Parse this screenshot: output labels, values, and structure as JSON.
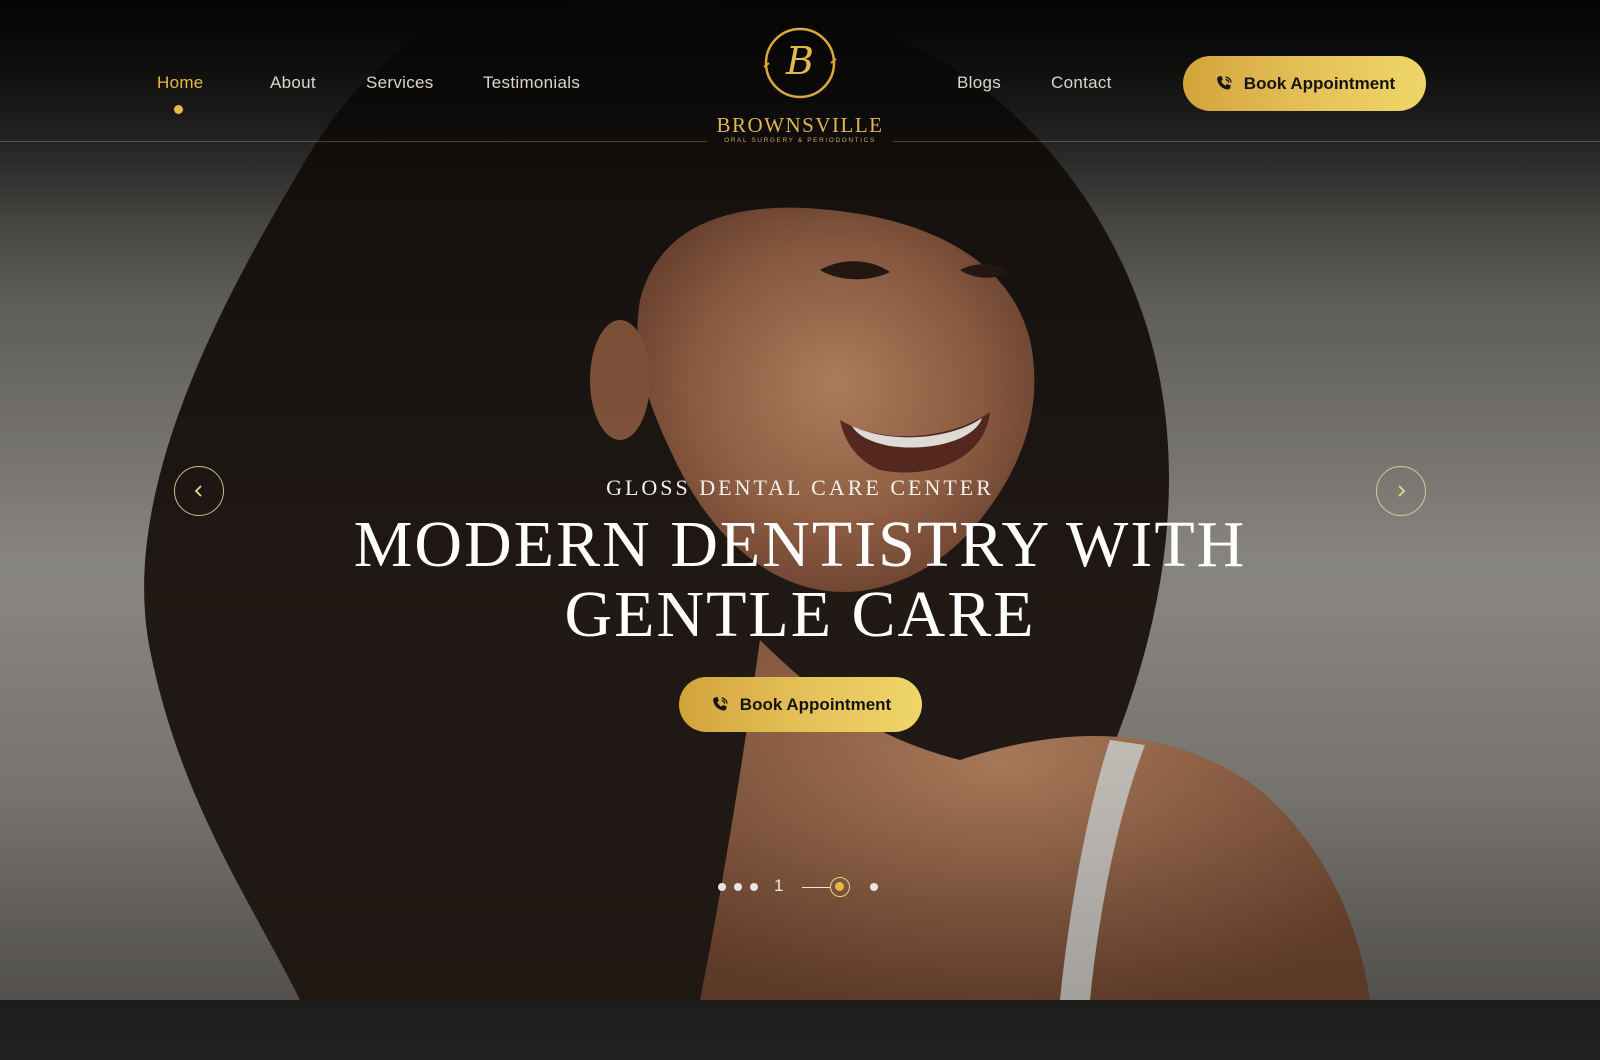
{
  "nav": {
    "links": [
      {
        "label": "Home",
        "active": true
      },
      {
        "label": "About"
      },
      {
        "label": "Services"
      },
      {
        "label": "Testimonials"
      },
      {
        "label": "Blogs"
      },
      {
        "label": "Contact"
      }
    ],
    "cta_label": "Book Appointment"
  },
  "logo": {
    "monogram": "B",
    "name": "BROWNSVILLE",
    "tagline": "ORAL SURGERY & PERIODONTICS"
  },
  "hero": {
    "eyebrow": "GLOSS DENTAL CARE CENTER",
    "headline_line1": "MODERN DENTISTRY WITH",
    "headline_line2": "GENTLE CARE",
    "cta_label": "Book Appointment",
    "prev_icon": "chevron-left-icon",
    "next_icon": "chevron-right-icon"
  },
  "pager": {
    "current_number": "1"
  },
  "colors": {
    "gold": "#e7b843",
    "gold_light": "#efd669",
    "dark": "#141414"
  }
}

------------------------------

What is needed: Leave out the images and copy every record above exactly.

Reply to the task:
Parse this screenshot: output labels, values, and structure as JSON.
{
  "nav": {
    "links": [
      {
        "label": "Home",
        "active": true
      },
      {
        "label": "About"
      },
      {
        "label": "Services"
      },
      {
        "label": "Testimonials"
      },
      {
        "label": "Blogs"
      },
      {
        "label": "Contact"
      }
    ],
    "cta_label": "Book Appointment"
  },
  "logo": {
    "monogram": "B",
    "name": "BROWNSVILLE",
    "tagline": "ORAL SURGERY & PERIODONTICS"
  },
  "hero": {
    "eyebrow": "GLOSS DENTAL CARE CENTER",
    "headline_line1": "MODERN DENTISTRY WITH",
    "headline_line2": "GENTLE CARE",
    "cta_label": "Book Appointment",
    "prev_icon": "chevron-left-icon",
    "next_icon": "chevron-right-icon"
  },
  "pager": {
    "current_number": "1"
  },
  "colors": {
    "gold": "#e7b843",
    "gold_light": "#efd669",
    "dark": "#141414"
  }
}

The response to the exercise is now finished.